  13. [OpenSSL] "OpenSSL: The Open Source toolkit for SSL/TLS"; http://www.openssl.org.
  14. [OpenWrt] "OpenWrt"; http://openwrt.org.
  15. [OpenVPN] "Welcome to OpenVPN"; http://openvpn.net.
  16. [OpenVPN/DD-WRT wiki] "OpenVPN - DD-WRT Wiki"; http://www.dd-wrt.com/wiki/index.php/OpenVPN.
  17. [OpenVPN HOWTO] "OpenVPN 2.0 HOWTO," OpenVPN; http://openvpn.net/index.php/documentation/howto.html.
  18. [SYSSTAT] "SYSSTAT"; http://pagesperso-orange.fr/sebastien.godard.
  19. [Titz01] O. Titz, Why TCP Over TCP Is A Bad Idea, April, 2001; http://sites.inka.de/sites/bigred/devel/tcp-tcp.html.
  20. [Tcpdump] JWS. "TCPDUMP Public Repository". Official Product Website. http://www.tcpdump.org. Website for Packet Capture / Sniffing tool.
  21. [Wireshark] CACE Technologies. "Wireshark: The World's Most Popular Network Protocol Analyzer". Official Product Website. http://www.wireshark.org. Website for Packet Capture / Sniffing tool.
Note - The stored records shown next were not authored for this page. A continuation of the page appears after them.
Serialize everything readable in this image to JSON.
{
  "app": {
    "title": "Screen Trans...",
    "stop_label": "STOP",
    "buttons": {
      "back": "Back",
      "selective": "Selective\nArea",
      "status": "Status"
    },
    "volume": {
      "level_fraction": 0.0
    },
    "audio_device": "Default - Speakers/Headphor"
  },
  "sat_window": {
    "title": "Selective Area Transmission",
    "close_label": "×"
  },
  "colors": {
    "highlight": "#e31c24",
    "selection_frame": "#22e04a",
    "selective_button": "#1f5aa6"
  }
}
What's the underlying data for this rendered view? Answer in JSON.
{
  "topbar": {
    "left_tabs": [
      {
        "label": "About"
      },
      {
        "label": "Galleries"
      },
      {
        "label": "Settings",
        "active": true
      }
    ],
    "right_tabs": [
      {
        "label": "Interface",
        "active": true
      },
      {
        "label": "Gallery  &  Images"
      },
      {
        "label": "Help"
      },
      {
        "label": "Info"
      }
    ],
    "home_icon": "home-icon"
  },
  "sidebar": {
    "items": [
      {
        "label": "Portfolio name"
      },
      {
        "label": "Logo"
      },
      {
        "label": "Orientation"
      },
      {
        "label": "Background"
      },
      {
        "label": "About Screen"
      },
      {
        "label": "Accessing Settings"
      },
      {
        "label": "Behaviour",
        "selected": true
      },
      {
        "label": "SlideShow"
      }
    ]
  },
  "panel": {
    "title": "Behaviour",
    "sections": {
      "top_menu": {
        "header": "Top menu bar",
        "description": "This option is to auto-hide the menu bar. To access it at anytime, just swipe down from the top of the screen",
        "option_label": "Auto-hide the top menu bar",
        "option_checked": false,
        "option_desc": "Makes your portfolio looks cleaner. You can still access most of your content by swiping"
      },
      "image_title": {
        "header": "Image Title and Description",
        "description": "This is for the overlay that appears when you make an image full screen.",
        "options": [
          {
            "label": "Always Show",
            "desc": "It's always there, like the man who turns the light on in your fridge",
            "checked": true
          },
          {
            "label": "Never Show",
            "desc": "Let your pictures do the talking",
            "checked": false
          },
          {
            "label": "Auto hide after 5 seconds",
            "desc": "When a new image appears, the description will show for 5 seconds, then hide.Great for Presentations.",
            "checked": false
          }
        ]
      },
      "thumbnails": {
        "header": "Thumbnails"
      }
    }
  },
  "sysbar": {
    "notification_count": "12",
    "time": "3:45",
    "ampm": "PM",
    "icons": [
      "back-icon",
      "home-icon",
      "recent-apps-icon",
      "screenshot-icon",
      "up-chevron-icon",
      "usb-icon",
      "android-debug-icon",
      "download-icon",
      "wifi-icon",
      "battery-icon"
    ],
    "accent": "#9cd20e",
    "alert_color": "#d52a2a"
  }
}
List of Acronyms

AcronymDefinition
3DESTriple DES
AES Advanced Encryption Standard
CBC Cipher Block Chaining
CPU Central Processing Unit
DES Data Encryption Standard
DNS Domain Name System
GPL General Public License
ICMPInternet Control Message Protocol
IP Internet Protocol
LZO Lempel-Ziv-Oberhumer
MAC Medium Access Control
MMC MultiMediaCard
MPEGMoving Picture Experts Group
NIC Network Interface Controller
NISTNational Institute of Standards and Technology
OSI Open Systems Interconnection
RAM Random Access Memory
RFC Request for Comments
RTT Round-Trip Time
SD SecureDigital
SSL Secure Socket Layer
SUT System Under Test
TAP Network TAP
TCP Transport Control Protocol
TLS Transport Layer Security
TUN Network TUNnel
UDP User Datagram Protocol
VoIPVoice over Internet Protocol
VPN Virtual Private Network



Last modified on November 24, 2008
This and other papers on latest advances in performance analysis are available on line at http://www1.cse .wustl.edu/~jain/cse567-08/index.html
Back to Raj Jain's Home Page